"""

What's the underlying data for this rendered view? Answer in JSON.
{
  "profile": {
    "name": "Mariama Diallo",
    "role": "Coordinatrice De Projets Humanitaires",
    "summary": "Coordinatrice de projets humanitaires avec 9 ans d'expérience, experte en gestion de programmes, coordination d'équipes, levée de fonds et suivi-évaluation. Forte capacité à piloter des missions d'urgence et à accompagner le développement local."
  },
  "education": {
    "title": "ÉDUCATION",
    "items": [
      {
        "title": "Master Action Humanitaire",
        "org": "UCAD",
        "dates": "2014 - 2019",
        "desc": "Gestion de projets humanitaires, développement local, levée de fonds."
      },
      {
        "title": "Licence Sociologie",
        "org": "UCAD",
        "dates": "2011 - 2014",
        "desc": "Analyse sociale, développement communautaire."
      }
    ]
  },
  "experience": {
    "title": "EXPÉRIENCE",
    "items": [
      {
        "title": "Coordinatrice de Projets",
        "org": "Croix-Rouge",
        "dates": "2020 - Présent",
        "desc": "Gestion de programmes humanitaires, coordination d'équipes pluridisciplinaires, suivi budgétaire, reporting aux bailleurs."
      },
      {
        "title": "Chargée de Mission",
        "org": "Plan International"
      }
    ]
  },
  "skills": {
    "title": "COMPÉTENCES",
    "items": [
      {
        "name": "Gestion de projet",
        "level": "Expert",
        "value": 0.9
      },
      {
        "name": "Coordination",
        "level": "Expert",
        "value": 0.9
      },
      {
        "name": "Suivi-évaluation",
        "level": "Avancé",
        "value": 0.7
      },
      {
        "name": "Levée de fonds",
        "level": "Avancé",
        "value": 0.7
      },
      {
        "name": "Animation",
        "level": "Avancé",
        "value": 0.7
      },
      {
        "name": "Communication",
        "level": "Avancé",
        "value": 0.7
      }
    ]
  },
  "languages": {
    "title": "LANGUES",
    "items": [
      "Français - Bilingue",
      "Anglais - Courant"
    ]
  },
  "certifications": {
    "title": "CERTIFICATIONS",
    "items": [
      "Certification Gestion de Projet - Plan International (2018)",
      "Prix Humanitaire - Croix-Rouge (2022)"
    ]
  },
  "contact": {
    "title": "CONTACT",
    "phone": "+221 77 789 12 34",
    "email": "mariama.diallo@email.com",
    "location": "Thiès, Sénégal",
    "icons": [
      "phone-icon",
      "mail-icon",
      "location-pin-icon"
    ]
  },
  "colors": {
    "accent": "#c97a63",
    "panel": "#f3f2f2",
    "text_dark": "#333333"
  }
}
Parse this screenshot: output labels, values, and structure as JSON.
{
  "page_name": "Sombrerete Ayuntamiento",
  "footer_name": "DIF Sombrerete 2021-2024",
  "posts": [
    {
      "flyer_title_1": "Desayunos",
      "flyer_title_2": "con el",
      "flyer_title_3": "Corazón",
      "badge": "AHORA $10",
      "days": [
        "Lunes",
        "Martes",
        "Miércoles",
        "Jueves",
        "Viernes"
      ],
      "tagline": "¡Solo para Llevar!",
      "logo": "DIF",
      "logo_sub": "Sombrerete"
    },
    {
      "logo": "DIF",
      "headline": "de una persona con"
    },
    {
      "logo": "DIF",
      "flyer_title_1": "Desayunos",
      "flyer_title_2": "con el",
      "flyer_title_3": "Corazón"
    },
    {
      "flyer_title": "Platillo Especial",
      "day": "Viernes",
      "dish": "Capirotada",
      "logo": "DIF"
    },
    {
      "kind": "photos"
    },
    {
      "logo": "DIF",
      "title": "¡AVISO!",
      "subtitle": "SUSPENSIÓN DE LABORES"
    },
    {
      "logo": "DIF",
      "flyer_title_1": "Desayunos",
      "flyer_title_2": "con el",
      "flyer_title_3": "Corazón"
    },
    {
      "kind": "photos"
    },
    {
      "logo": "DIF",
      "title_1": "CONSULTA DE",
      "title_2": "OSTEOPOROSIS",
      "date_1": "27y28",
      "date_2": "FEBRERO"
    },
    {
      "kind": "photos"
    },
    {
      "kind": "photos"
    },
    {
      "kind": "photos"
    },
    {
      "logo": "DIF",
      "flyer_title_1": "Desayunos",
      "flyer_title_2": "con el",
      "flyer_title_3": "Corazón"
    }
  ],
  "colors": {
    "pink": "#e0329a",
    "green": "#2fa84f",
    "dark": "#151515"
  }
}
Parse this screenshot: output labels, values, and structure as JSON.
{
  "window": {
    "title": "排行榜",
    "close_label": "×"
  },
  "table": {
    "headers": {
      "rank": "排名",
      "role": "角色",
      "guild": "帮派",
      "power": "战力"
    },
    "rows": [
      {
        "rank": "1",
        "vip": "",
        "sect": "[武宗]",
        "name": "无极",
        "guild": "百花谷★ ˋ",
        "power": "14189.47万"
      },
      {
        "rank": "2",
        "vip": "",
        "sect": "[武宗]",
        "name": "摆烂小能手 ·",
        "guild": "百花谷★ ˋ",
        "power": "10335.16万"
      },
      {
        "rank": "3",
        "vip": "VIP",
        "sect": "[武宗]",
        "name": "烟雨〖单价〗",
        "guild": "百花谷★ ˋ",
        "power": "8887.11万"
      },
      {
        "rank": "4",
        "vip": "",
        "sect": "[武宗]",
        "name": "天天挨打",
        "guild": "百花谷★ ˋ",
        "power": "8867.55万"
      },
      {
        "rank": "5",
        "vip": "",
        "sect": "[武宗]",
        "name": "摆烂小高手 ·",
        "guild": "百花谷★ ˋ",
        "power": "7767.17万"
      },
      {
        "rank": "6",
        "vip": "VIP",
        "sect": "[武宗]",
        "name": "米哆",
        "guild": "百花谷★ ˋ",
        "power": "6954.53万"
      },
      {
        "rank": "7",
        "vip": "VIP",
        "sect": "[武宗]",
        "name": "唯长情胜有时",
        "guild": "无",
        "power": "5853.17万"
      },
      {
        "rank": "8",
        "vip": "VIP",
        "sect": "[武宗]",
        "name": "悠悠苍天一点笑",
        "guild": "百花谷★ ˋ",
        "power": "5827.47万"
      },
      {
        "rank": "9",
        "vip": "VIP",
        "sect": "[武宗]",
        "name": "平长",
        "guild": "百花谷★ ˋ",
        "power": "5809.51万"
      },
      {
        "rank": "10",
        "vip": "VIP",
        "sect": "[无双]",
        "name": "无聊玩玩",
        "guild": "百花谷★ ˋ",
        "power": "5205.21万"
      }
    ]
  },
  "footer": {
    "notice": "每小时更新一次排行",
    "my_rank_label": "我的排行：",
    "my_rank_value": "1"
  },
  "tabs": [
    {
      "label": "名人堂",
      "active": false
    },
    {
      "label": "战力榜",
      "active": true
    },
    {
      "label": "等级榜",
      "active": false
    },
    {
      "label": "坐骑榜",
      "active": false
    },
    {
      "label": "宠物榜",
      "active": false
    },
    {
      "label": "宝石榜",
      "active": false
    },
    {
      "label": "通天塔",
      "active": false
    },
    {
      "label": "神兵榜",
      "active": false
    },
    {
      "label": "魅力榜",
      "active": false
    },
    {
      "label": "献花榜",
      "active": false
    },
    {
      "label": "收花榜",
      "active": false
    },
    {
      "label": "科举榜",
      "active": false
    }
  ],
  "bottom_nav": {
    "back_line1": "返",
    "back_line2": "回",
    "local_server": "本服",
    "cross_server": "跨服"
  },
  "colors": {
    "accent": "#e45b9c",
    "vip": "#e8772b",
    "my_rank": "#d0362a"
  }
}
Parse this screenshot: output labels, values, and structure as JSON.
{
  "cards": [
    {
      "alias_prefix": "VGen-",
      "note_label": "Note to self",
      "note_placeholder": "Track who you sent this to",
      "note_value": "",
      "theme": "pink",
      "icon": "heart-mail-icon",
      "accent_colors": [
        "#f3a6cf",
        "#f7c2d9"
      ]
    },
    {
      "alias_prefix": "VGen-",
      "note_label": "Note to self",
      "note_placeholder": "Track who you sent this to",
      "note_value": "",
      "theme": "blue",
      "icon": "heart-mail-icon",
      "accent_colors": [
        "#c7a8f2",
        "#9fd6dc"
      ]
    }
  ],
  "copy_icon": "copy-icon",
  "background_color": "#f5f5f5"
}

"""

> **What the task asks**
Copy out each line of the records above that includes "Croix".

> **Task output**
        "org": "Croix-Rouge",
      "Prix Humanitaire - Croix-Rouge (2022)"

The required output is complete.